• **TASK DESCRIPTION**:
Find all lines in the listing that include the word "SITERA", then copy them.

• **TASK INPUTS**:
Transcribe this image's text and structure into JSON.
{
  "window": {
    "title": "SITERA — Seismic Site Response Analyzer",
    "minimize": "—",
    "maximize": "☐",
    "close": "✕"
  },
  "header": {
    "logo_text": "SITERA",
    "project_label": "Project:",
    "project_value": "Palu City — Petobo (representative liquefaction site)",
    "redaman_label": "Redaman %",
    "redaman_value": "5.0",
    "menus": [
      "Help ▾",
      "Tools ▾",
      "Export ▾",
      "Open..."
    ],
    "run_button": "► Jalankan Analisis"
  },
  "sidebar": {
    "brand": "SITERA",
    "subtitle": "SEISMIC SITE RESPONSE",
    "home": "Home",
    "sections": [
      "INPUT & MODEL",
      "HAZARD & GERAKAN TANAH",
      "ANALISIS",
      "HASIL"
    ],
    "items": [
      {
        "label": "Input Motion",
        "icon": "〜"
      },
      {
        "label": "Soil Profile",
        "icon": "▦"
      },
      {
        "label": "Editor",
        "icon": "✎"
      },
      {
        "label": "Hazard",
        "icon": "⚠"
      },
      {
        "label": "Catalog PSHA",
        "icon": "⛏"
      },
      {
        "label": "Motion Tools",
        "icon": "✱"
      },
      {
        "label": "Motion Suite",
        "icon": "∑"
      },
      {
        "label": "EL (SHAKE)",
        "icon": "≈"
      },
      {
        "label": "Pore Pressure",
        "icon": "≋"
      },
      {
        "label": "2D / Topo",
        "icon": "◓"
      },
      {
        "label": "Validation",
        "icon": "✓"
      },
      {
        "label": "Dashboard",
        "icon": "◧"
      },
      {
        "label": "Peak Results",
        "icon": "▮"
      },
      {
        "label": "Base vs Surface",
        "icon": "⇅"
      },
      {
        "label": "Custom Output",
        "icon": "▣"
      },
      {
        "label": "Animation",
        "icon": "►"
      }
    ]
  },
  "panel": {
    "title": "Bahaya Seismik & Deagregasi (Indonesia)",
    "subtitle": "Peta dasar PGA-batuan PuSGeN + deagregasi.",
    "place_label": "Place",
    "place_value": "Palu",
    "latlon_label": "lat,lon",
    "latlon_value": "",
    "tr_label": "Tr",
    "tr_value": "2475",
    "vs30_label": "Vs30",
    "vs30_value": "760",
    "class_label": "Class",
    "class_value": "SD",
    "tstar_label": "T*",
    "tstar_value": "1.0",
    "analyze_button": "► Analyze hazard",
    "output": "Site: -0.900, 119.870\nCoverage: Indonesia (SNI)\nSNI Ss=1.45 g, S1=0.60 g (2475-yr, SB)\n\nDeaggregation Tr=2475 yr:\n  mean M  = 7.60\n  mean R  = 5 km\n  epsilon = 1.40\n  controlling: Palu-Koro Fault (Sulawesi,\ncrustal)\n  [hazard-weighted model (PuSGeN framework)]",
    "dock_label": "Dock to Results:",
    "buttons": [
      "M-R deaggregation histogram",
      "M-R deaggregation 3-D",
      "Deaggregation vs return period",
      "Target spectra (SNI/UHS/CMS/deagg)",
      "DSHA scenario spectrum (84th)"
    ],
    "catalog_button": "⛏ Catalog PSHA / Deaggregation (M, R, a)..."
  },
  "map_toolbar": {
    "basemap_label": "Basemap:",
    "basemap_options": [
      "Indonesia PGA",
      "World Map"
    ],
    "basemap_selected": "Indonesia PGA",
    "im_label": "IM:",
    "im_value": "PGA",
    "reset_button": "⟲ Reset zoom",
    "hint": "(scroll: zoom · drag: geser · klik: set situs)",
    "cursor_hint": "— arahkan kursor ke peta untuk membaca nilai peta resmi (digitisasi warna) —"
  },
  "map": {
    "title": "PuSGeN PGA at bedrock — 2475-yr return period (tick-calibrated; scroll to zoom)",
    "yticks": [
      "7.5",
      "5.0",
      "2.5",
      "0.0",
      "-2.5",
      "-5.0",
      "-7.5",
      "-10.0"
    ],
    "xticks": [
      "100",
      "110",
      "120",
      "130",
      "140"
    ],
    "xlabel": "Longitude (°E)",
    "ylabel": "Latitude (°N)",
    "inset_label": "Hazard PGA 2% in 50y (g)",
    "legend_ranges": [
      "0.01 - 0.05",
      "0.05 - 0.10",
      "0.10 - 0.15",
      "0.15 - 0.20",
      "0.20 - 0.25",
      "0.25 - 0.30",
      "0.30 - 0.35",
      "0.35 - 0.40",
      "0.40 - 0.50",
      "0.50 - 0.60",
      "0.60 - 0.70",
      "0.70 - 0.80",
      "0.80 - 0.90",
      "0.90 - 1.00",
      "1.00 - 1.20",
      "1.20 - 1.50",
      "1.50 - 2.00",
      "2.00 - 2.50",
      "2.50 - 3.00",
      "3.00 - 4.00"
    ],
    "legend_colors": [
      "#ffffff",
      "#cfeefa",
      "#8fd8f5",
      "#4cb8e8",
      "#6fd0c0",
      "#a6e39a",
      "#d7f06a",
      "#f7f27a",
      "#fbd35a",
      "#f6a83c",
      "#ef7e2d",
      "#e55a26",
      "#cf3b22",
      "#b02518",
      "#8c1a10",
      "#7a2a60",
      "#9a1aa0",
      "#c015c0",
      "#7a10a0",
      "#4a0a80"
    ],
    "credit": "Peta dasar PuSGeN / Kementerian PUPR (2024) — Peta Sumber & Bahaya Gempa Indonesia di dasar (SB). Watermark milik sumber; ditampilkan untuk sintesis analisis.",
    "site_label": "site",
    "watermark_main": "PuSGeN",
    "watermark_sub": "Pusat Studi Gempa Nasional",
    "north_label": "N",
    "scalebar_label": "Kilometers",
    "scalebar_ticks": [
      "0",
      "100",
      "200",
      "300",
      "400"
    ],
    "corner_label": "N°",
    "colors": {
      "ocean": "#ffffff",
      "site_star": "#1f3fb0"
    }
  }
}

• **ANSWER BELOW**:
    "title": "SITERA — Seismic Site Response Analyzer",
    "logo_text": "SITERA",
    "brand": "SITERA",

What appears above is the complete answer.